Ambrose Bierce’s Civil War
For those who want to know what it was like to fight in the American Civil War, one of the best sources are the writings of Ambrose Bierce. Bierce saw action in major engagements including Shiloh and Chickamauga, and his position as a topographical engineer gave him an informed perspective on the battles and troop movements in the western theater.
In fact Bierce was present at one of the biggest turning points in the war – the Battle of Chattanooga.
Confederate General Braxton Bragg was besieging the city after the Union defeat at Chickamauga, and the Union troops under General William Rosecranz were on the brink of starvation.
Grant replaced Rosecranz with General George Thomas, a Virginian loyal to the Union, and opened up the famous ‘Cracker Line’ to supply the city. Grant then began to attack Bragg’s position on Missionary Ridge to the east.
General Joseph Hooker (born in Hadley, Massachusetts) famously took Lookout Mountain and attacked Bragg from the south while General William Tecumseh Sherman attacked from the north.

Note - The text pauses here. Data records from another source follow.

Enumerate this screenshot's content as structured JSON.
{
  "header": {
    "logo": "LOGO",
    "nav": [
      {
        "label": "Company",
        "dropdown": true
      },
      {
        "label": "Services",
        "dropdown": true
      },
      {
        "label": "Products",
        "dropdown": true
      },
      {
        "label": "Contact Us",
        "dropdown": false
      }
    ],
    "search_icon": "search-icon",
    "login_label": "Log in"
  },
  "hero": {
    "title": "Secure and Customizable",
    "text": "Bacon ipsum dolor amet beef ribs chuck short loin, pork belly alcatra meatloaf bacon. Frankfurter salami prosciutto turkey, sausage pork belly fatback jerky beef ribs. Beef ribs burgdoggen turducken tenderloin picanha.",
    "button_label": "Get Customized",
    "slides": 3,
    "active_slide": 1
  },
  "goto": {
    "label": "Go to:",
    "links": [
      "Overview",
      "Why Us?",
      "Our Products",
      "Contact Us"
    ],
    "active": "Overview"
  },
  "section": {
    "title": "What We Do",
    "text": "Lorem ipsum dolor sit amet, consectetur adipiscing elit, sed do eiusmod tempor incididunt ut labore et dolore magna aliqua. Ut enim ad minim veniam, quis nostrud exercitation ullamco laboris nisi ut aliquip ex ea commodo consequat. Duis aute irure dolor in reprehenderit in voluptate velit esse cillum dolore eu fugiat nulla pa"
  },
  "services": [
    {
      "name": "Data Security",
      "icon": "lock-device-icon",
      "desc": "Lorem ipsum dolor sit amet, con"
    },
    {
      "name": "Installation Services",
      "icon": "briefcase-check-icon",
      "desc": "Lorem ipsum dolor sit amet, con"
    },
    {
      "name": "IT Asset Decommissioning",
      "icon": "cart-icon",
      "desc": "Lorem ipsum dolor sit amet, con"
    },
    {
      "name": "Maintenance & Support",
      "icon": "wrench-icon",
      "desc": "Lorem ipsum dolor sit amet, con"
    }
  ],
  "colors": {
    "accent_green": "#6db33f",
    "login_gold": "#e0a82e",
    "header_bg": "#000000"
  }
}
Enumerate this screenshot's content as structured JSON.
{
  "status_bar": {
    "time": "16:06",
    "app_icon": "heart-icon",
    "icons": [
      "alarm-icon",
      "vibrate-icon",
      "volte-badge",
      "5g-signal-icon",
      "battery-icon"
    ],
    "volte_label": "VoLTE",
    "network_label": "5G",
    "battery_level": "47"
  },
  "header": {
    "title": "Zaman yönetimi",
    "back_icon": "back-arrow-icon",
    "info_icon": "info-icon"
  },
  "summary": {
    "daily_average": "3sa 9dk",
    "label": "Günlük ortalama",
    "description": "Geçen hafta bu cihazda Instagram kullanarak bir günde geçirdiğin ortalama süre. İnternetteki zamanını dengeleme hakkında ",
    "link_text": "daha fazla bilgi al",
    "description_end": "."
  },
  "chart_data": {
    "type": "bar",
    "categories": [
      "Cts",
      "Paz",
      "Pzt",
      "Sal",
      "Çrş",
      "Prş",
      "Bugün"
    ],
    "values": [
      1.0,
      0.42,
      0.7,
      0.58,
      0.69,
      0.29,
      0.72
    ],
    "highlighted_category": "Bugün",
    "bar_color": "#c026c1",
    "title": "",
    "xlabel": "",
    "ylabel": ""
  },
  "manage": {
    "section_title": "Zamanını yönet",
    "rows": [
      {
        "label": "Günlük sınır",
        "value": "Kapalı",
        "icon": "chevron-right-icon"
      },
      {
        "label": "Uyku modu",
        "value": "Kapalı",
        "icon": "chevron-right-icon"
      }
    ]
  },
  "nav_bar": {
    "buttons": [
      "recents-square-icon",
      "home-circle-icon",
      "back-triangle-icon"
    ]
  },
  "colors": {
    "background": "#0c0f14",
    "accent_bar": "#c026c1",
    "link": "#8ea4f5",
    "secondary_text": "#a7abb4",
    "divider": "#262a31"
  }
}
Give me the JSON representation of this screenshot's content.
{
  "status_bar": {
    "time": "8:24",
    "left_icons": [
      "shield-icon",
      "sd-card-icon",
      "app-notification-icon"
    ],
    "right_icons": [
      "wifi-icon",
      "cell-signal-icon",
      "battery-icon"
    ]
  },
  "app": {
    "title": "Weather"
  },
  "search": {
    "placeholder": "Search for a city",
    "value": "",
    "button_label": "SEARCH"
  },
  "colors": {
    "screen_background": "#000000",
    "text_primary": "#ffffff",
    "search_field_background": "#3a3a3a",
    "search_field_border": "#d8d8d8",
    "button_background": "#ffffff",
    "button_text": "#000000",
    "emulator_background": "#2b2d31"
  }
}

Grant ordered Thomas to take the rifle pits at the base of Seminary Ridge as a demonstration to cause Bragg to bring troops to the center to relieve the pressure on Sherman, but once Thomas’ men had taken the rifle pits, they saw that they were sitting ducks for the Confederate artillery and without being ordered to do so, they swarmed up the ridge and smashed the Confederate center, turning the battle into a rout.
One of those men was Ambrose Bierce.
The victory opened the way for Sherman’s advance on Atlanta and his famous march to the sea.
I’ve been reading ‘Ambrose Bierce’s Civil War,’ a collection of memoirs and stories edited by William McCann.
Bierce went on to have a highly successful career as an author and a journalist. His most famous story ‘Occurrence at Owl Creek Bridge,’ in which a condemned man dreams of escaping in the last seconds of his life, was made into numerous films and television programs. Kurt Vonnegut called it “a flawless example of American genius.”
In 1913, he went to Mexico as an observer with Pancho Villa’s army. (Villa at that time was still on good terms with the US.) Bierce disappeared and was never heard from again.
Edmund Wilson has a long section on Bierce in his book on the literature of the Civil War, Patriotic Gore. As usual, Wilson tells you something you didn’t know about his subject. For example, he notes that Bierce once began a story thusly: “Having murdered my mother under circumstances of singular atrocity, I was arrested and put upon my trial.”
Wilson also mentions that Bierce could call wild birds to light upon his shoulders, and that when Bierce was 15, he had an affair with a 70-year-old woman.
Wikipedia tells us that Bierce’s six sisters were named Abigail, Amelia, Ann, Almeda, Adelia, and Aurelia and his six brothers were Addison, Aurelius, Augustus, Andrew, Albert, and Arthur.
Before departing for Mexico, Bierce wrote to his niece, “If you hear of my being stood up against a Mexican stone wall and shot to rags, please know that I think that a pretty good way to depart this life. It beats old age, disease, or falling down the cellar stairs.”